**What is expected**
Scan the data and please report how many lines include the word "settings". Leave out everything but the number.
#####
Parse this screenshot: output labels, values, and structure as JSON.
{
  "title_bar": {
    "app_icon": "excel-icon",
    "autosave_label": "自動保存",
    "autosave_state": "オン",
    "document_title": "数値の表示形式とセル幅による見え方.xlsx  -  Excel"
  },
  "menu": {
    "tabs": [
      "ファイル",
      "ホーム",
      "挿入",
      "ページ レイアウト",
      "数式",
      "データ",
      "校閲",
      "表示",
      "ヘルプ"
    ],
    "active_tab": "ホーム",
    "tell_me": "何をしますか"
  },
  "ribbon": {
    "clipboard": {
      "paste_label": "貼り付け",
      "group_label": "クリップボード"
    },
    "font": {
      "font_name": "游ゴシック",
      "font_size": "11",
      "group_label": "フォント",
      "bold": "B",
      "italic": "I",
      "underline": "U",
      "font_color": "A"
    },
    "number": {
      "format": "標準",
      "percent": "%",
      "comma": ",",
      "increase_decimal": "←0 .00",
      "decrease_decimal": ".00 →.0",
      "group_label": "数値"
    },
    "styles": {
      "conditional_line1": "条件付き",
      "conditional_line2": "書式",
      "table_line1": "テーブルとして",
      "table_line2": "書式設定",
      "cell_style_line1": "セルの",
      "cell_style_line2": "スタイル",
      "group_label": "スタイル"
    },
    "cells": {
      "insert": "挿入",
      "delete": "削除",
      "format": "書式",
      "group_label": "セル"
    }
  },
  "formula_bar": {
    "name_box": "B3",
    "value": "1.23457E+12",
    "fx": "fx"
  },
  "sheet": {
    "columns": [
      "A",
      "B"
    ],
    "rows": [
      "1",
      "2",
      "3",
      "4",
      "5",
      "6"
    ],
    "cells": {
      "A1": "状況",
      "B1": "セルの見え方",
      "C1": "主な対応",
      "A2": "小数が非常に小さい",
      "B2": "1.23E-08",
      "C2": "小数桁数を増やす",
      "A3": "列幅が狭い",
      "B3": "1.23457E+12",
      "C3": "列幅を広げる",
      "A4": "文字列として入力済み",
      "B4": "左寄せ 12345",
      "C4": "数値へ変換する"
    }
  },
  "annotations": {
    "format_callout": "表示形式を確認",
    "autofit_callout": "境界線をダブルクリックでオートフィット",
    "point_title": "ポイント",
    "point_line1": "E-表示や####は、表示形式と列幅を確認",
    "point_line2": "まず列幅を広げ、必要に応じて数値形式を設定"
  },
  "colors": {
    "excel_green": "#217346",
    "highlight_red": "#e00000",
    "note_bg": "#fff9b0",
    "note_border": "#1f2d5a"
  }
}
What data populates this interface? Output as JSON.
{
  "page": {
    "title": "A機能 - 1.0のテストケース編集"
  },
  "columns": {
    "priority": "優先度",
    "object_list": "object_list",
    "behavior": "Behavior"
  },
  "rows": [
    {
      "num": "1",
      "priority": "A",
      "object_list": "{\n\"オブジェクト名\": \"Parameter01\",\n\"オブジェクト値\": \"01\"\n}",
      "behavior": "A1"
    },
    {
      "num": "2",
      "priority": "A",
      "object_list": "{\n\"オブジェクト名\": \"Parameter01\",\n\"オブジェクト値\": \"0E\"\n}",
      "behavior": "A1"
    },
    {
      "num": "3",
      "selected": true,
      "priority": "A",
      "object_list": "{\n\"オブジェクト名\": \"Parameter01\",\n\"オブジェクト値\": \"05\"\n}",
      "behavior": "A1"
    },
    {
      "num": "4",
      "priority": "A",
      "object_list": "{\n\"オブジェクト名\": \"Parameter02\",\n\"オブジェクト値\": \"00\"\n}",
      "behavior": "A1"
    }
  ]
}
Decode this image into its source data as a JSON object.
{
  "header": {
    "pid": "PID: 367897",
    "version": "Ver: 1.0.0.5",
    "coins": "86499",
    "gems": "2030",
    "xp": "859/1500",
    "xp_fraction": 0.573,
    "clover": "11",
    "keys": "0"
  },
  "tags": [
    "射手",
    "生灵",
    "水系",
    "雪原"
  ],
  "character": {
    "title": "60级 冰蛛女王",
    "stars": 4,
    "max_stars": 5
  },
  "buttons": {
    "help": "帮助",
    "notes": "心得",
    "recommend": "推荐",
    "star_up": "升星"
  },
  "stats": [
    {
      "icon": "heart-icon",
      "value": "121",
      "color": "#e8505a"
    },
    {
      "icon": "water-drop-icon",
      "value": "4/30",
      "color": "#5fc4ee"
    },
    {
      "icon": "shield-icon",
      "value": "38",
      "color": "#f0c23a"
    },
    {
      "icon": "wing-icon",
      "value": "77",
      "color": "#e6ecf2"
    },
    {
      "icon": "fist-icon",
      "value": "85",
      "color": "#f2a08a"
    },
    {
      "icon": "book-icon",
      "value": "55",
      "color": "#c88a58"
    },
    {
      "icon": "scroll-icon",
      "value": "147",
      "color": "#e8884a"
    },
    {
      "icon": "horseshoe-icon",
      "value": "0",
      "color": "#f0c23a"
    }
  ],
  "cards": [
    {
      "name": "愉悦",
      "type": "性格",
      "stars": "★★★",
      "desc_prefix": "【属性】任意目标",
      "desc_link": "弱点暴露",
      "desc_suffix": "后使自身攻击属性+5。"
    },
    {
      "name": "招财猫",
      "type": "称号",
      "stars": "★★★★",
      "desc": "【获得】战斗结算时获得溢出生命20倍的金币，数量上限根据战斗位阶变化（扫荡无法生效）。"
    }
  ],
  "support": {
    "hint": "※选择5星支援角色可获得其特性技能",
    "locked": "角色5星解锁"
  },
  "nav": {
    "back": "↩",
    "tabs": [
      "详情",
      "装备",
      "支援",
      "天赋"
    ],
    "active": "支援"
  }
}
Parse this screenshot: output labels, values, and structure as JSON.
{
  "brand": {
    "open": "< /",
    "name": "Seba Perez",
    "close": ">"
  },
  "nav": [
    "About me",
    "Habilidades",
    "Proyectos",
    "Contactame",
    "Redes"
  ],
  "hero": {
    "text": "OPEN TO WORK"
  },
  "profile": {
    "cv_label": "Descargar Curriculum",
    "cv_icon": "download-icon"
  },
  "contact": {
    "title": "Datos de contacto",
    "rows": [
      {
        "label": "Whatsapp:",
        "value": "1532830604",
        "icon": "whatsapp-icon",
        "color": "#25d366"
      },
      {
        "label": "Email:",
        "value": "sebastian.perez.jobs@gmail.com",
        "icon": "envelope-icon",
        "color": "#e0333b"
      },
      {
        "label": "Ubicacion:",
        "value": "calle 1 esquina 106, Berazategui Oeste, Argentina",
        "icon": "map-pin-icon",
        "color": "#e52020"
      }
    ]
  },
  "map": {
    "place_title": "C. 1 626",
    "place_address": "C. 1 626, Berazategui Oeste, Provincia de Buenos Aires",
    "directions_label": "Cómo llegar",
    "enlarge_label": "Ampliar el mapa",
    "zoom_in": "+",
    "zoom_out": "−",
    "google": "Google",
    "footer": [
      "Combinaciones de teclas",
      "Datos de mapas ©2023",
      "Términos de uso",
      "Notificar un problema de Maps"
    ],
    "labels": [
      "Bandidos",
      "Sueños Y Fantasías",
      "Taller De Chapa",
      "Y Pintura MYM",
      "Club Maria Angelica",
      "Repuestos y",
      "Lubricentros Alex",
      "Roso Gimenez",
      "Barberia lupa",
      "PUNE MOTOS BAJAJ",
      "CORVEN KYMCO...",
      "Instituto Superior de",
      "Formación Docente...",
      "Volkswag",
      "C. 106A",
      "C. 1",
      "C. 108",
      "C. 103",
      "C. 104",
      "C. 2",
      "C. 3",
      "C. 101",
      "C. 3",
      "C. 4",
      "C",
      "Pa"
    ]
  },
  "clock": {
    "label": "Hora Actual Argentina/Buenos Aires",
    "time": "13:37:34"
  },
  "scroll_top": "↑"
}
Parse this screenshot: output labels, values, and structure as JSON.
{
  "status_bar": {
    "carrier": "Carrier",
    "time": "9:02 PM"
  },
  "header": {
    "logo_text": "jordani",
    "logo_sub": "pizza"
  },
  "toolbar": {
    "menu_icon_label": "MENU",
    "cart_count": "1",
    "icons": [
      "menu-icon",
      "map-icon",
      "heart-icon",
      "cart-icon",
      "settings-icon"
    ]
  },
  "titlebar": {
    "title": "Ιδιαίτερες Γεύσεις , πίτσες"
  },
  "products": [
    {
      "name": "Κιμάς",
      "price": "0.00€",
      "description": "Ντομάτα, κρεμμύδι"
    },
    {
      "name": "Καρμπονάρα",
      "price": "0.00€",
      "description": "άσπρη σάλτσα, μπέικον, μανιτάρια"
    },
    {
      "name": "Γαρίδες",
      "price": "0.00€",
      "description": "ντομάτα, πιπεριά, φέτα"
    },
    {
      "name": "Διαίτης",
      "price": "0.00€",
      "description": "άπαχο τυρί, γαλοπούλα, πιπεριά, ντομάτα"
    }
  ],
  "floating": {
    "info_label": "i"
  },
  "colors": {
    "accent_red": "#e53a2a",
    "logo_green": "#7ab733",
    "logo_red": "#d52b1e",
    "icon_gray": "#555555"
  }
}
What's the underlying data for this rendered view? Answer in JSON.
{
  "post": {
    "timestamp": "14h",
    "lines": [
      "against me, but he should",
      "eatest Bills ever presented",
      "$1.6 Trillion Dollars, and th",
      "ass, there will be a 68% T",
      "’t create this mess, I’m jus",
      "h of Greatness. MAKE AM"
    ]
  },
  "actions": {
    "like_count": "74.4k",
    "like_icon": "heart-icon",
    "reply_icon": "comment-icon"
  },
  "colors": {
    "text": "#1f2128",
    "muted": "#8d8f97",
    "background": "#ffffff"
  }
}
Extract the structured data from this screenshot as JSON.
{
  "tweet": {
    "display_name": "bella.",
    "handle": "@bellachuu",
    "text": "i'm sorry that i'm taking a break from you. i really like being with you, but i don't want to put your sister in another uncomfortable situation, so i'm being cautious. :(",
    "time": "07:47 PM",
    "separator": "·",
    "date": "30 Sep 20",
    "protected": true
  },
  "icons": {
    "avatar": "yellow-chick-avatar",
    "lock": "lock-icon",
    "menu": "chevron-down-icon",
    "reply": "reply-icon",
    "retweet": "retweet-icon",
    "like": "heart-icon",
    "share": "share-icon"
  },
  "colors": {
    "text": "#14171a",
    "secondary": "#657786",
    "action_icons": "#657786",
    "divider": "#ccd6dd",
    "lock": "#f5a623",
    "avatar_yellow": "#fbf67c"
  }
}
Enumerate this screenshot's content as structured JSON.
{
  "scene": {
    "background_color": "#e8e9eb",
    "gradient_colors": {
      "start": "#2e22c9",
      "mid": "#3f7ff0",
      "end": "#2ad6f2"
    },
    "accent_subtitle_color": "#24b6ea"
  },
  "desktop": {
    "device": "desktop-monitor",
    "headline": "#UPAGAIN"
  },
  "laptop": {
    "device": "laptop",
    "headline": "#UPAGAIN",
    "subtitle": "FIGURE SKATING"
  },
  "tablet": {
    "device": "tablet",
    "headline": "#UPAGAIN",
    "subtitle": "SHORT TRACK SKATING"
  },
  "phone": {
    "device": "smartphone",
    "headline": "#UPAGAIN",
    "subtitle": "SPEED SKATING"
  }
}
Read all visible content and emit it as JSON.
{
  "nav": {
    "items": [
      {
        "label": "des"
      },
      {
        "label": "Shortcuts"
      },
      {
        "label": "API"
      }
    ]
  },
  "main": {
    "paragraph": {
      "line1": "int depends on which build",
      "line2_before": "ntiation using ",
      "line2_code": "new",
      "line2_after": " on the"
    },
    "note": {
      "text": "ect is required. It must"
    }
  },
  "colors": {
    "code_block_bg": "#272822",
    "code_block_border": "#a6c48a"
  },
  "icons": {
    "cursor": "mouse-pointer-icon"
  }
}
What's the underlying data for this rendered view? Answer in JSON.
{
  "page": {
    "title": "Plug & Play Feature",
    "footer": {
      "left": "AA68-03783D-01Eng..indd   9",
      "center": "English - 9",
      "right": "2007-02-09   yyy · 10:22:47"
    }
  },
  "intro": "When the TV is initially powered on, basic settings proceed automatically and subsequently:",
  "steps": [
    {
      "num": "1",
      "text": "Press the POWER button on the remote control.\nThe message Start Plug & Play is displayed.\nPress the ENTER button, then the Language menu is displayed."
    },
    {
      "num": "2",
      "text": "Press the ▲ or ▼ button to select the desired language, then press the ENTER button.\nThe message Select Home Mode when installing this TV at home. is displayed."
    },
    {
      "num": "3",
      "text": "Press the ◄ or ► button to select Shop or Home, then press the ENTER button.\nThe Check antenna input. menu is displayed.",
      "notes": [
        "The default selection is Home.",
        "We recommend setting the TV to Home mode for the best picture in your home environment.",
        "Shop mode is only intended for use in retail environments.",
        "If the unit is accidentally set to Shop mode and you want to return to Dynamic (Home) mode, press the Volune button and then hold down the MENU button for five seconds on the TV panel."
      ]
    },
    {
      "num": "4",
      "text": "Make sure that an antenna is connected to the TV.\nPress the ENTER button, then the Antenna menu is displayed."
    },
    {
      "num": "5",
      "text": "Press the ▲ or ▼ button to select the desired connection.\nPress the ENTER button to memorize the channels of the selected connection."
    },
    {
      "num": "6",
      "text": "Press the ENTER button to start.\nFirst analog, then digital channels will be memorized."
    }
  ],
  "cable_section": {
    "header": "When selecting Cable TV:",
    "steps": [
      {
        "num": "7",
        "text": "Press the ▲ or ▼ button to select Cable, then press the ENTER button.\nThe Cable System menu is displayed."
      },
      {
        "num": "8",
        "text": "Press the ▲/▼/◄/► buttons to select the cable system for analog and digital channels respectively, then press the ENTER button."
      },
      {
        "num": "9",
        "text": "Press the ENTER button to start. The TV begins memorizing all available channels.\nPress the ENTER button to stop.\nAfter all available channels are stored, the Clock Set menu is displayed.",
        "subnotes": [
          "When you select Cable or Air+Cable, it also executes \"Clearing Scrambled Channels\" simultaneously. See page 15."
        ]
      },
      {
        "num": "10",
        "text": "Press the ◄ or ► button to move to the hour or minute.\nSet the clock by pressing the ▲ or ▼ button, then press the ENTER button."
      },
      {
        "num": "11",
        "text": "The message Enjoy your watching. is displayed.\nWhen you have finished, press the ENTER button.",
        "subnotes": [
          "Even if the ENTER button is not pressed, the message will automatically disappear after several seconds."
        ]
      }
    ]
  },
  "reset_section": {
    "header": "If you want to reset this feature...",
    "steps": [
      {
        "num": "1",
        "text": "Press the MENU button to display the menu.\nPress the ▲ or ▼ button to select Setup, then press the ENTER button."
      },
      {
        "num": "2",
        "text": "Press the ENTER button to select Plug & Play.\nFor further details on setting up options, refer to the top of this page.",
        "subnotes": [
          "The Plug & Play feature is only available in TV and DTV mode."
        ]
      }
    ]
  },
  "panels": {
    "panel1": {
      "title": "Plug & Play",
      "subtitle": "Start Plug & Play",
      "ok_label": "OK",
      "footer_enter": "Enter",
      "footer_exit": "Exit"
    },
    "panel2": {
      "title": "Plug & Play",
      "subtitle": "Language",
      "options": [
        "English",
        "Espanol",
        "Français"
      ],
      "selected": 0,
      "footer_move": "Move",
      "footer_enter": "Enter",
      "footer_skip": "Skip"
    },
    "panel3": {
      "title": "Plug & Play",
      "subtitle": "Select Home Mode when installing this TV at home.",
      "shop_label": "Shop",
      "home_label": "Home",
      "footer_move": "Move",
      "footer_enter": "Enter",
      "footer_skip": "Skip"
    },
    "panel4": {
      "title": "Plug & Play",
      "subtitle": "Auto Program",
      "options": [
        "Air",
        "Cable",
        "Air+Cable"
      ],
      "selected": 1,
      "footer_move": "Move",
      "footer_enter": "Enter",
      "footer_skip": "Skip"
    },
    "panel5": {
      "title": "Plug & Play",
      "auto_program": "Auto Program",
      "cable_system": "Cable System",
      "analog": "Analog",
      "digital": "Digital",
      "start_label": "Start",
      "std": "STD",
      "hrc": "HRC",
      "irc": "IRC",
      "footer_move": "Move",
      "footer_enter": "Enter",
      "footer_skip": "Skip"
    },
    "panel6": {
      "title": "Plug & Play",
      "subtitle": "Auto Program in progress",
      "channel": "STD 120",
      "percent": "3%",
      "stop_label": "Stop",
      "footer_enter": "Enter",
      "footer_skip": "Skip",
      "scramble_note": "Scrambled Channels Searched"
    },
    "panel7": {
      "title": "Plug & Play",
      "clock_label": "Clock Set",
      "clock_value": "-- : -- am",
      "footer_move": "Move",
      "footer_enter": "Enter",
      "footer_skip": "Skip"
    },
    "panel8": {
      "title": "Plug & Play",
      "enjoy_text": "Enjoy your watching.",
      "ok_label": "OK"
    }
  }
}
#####
**Output for this task**
2